Friday, February 20, 2009

LAST long FACT about myself! 25/25: Planned future home, and a future to change for energy.

(Continued from "24/25 facts about myself: "How I would change things if I woke up in my past." (One fact per note now.)."

(Foreword: If you've been tagged, press Ctrl+F and type your name to find where I mentioned you.)


I will not get a home the traditional way. I would hate to bust the bank for that. I would much rather start small with a kind of home that is easy to expand with the family. Easy like Lego-blocks, but with welding and other work put in between. It will also help the environment. Then I want to retrofit current streetlights with solar panels and little wind turbines. Basically, help the environment with everyday environs.


Student loans are/were (someday "were") troublesome enough. We need not saddle ourselves with mortgages. Do we expect a 6-member family? Therefore, some couples who do will buy a 4-bedroom house (assuming bunks in the childrens' bedrooms) with one set aside for guests. However, they may not get around to having 4 children because they can't afford raising them, much because they have to put a bulk of it towards the mortgage.
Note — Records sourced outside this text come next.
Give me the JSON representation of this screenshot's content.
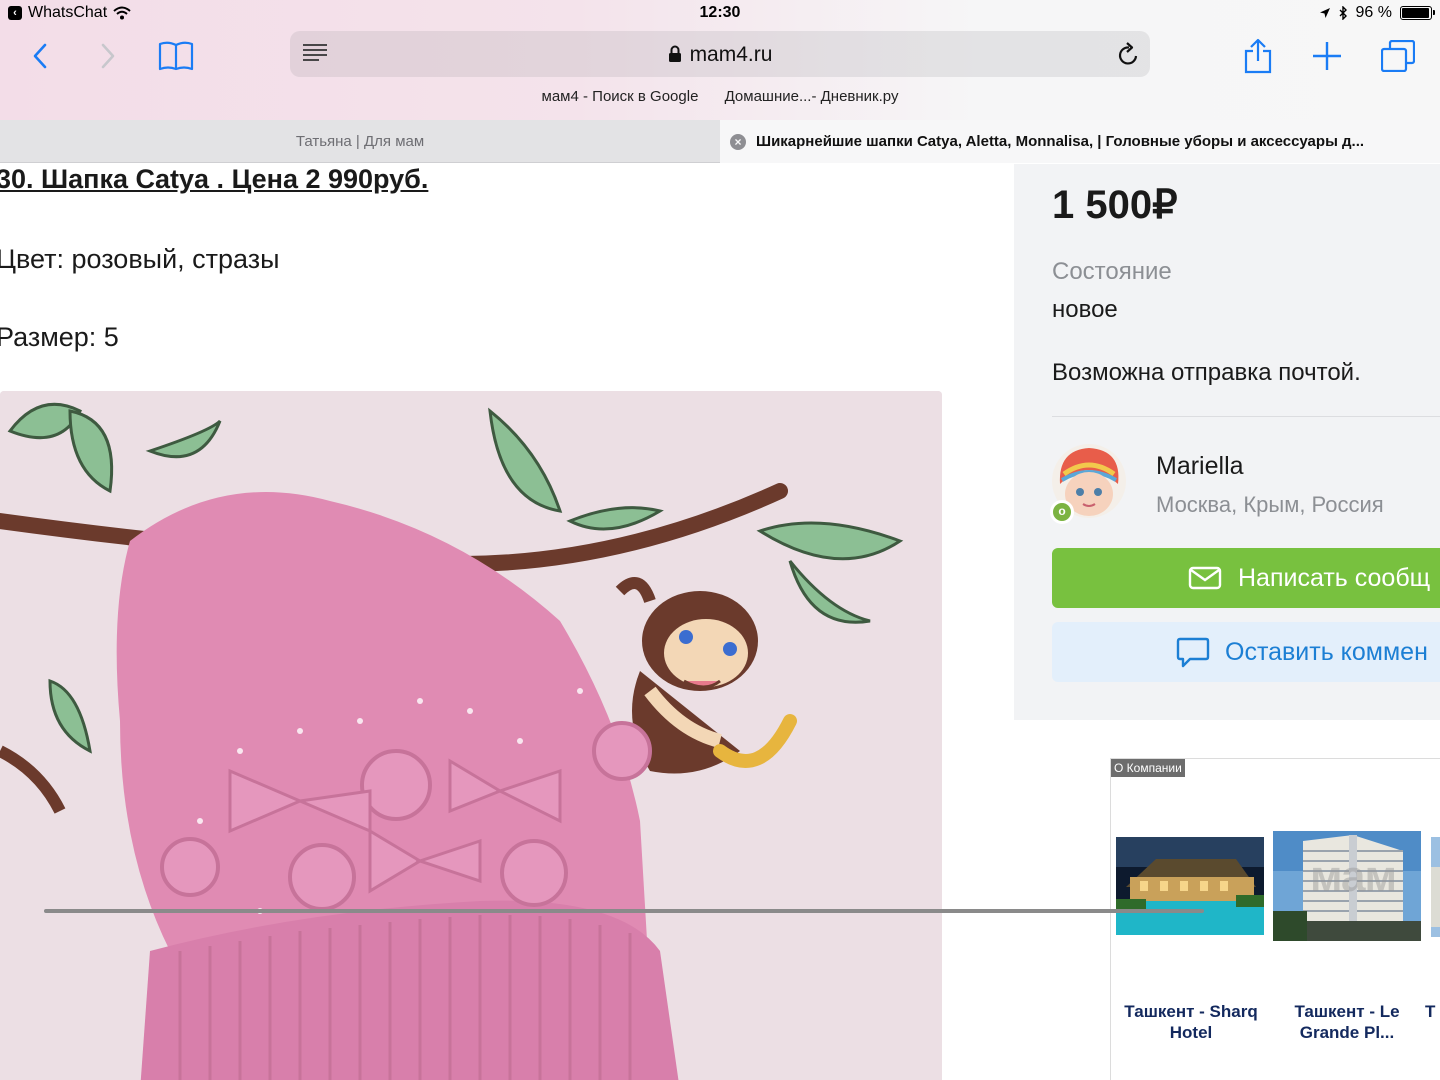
{
  "status_bar": {
    "back_app": "WhatsChat",
    "time": "12:30",
    "battery_text": "96 %",
    "battery_level": 0.96
  },
  "browser": {
    "url": "mam4.ru",
    "favorites": [
      "мам4 - Поиск в Google",
      "Домашние...- Дневник.ру"
    ],
    "tabs": [
      {
        "title": "Татьяна | Для мам",
        "active": false
      },
      {
        "title": "Шикарнейшие шапки Catya, Aletta, Monnalisa, | Головные уборы и аксессуары д...",
        "active": true
      }
    ]
  },
  "post": {
    "title": "30. Шапка Catya . Цена 2 990руб.",
    "color_line": "Цвет: розовый, стразы",
    "size_line": "Размер: 5"
  },
  "listing": {
    "price": "1 500₽",
    "condition_label": "Состояние",
    "condition_value": "новое",
    "shipping": "Возможна отправка почтой.",
    "seller": {
      "name": "Mariella",
      "location": "Москва, Крым, Россия",
      "online_badge": "o"
    },
    "message_button": "Написать сообщ",
    "comment_button": "Оставить коммен"
  },
  "ad": {
    "tag": "О Компании",
    "hotels": [
      {
        "caption": "Ташкент - Sharq Hotel"
      },
      {
        "caption": "Ташкент - Le Grande Pl..."
      },
      {
        "caption": "Т"
      }
    ]
  },
  "watermark": "мам",
  "colors": {
    "accent_green": "#78c13f",
    "link_blue": "#1c7fd4",
    "ios_blue": "#1a7cf5"
  }
}
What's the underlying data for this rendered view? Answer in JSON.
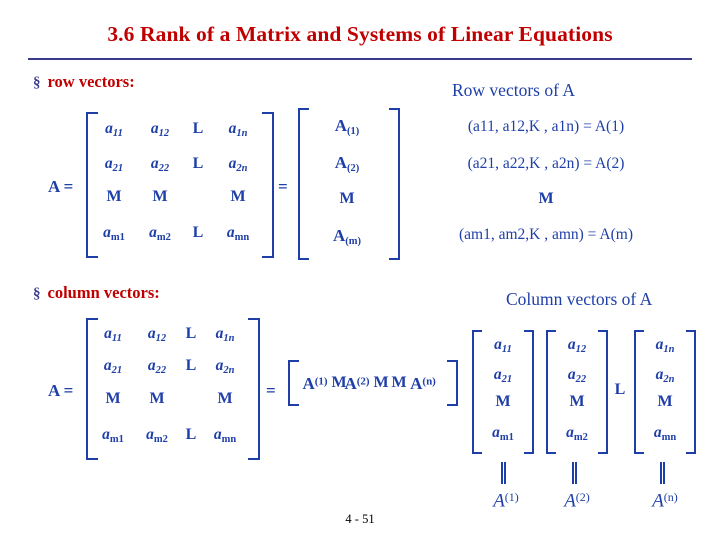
{
  "slide": {
    "title": "3.6 Rank of a Matrix and Systems of Linear Equations",
    "footer": "4 - 51",
    "colors": {
      "title": "#c00000",
      "bullet_text": "#c00000",
      "bullet_mark": "#3a3a8c",
      "math": "#1f3fa8",
      "rule": "#3a3a8c"
    }
  },
  "sections": {
    "row": {
      "bullet_mark": "§",
      "bullet_label": "row vectors:",
      "caption": "Row vectors of A",
      "A_label": "A",
      "equals": "=",
      "matrix": {
        "rows": [
          [
            "a",
            "a",
            "L",
            "a"
          ],
          [
            "a",
            "a",
            "L",
            "a"
          ],
          [
            "M",
            "M",
            "",
            "M"
          ],
          [
            "a",
            "a",
            "L",
            "a"
          ]
        ],
        "subs": [
          [
            "11",
            "12",
            "",
            "1n"
          ],
          [
            "21",
            "22",
            "",
            "2n"
          ],
          [
            "",
            "",
            "",
            ""
          ],
          [
            "m1",
            "m2",
            "",
            "mn"
          ]
        ]
      },
      "row_vector_column": [
        "A",
        "A",
        "M",
        "A"
      ],
      "row_vector_subs": [
        "(1)",
        "(2)",
        "",
        "(m)"
      ],
      "expansions": [
        "(a11, a12,K , a1n) = A(1)",
        "(a21, a22,K , a2n) = A(2)",
        "M",
        "(am1, am2,K , amn) = A(m)"
      ]
    },
    "column": {
      "bullet_mark": "§",
      "bullet_label": "column vectors:",
      "caption": "Column vectors of A",
      "A_label": "A",
      "equals": "=",
      "matrix": {
        "rows": [
          [
            "a",
            "a",
            "L",
            "a"
          ],
          [
            "a",
            "a",
            "L",
            "a"
          ],
          [
            "M",
            "M",
            "",
            "M"
          ],
          [
            "a",
            "a",
            "L",
            "a"
          ]
        ],
        "subs": [
          [
            "11",
            "12",
            "",
            "1n"
          ],
          [
            "21",
            "22",
            "",
            "2n"
          ],
          [
            "",
            "",
            "",
            ""
          ],
          [
            "m1",
            "m2",
            "",
            "mn"
          ]
        ]
      },
      "row_form": [
        "A",
        "(1)",
        "M",
        "A",
        "(2)",
        "M",
        "M",
        "A",
        "(n)"
      ],
      "col_blocks": [
        {
          "cells": [
            "a",
            "a",
            "M",
            "a"
          ],
          "subs": [
            "11",
            "21",
            "",
            "m1"
          ]
        },
        {
          "cells": [
            "a",
            "a",
            "M",
            "a"
          ],
          "subs": [
            "12",
            "22",
            "",
            "m2"
          ]
        },
        {
          "cells": [
            "a",
            "a",
            "M",
            "a"
          ],
          "subs": [
            "1n",
            "2n",
            "",
            "mn"
          ]
        }
      ],
      "separator": "L",
      "under_labels": [
        {
          "base": "A",
          "sup": "(1)"
        },
        {
          "base": "A",
          "sup": "(2)"
        },
        {
          "base": "A",
          "sup": "(n)"
        }
      ]
    }
  }
}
I WILL NOT BUY INTO THAT PATH. I don't know how many times people need to make the same mistake before others will know what's coming. I'd like to bet it wouldn't take even several times for me to watch others make this home owning mistake.


Let us hope that after many watch this video, we'll know better than to waltz into our own traps: Instead of dangerous mortgages, consider an alternative...

25b. Introducing: Modular Container Homes


The economy's been stalling out into a flat-spin, causing demand for shipping containers to nose-dive. Shipyards get saddled with loads of unwanted shipping containers so they get desperate to get rid of them. No wonder their prices are so low.


Even though they're the size of mobile homes, they are MUCH stronger, and MUCH cheaper (mostly due to supply/demand.) Unlike traditional mobile homes though, they can stack adjacent to and ATOP each other.


So instead of a preset size that is basically like taking bad gamble, why not just have your house grow with the family?


See the container homes and some organizations behind them below. First, let's start off with an article of the best pictures of them put together:






25b.xi. (And you will find more related videos on a related video list to your right.)


With a fraction of the cost-per-sq.-ft. of a traditionally-built home, I will come out well-ahead. I will also be sure to pre-pay for each section so that without monthly payments to be saddled with, I don't have to worry about being foreclosed on should I ever get laid off from a job. (Assuming I have to work for someone else.)


Once I have this house, I want to install solar panels on its roofs. I don't want to draw electricity from the grid; I want to give back to it.


The "trees" I'll "plant" will be wind turbines in an orchard-like sequence on my property.


Perhaps on the top of the turbines' poles (and surprisingly clear of the blades no less,) solar panels may be. Why not let these turbines' poles go double-duty? See image below:


I'll not be interested in the biological side of things; my wife can plant actual trees (out of proximity of the turbines) and do gardening work. (though I may assist her out of the kindness of my heart.)


Finally, I wish to retrofit streetlights with wind turbines and solar panels. Therefore, they'll look a bit like the photo above, except a light fixture will protrude off the side of the Fenestron shield. In fact, see something like that on the photo below.


A battery inside a pole will power the streetlight all night. The solar panel and wind turbine will recharge the pole. (Windy nights help even further!) During the day, after the pole battery (or the neologistic portmanteau "polery" or "poletery?") is fully charged, the panel & turbine will feed their excess back to the grid!


That will save the city and its residents considerable energy costs. Also, this will help the environment because when tens of these streetlights turn to hundreds to thousands to millions across the nation, we can start shutting down the biggest polluters in the land.


If I have these around my own property, I can make money off of selling back to the grid. You can do the same if you're up to getting them.


If you've seen the egg-beater wind turbine, I was told somewhere that they capture more wind than the traditional ones do. See


Turns out though, they don't seem to give as much ground clearance. Maybe they'll also go up on the roofs as long as they don't interfere with the roof solar panels' collection of the Sun's rays. I'm sure I'll install one or two of these somewhere on my property.


It's about time the ENTIRE SERIES got finished. Tim pointed out they were supposed to be brief. I see that others' 25 facts are usually no more than a single paragraph long. That is why I have made a 50-word-per-fact version. I plan to post that next, and many of them will be different from the ones I have already posted.

No comments:

Post a Comment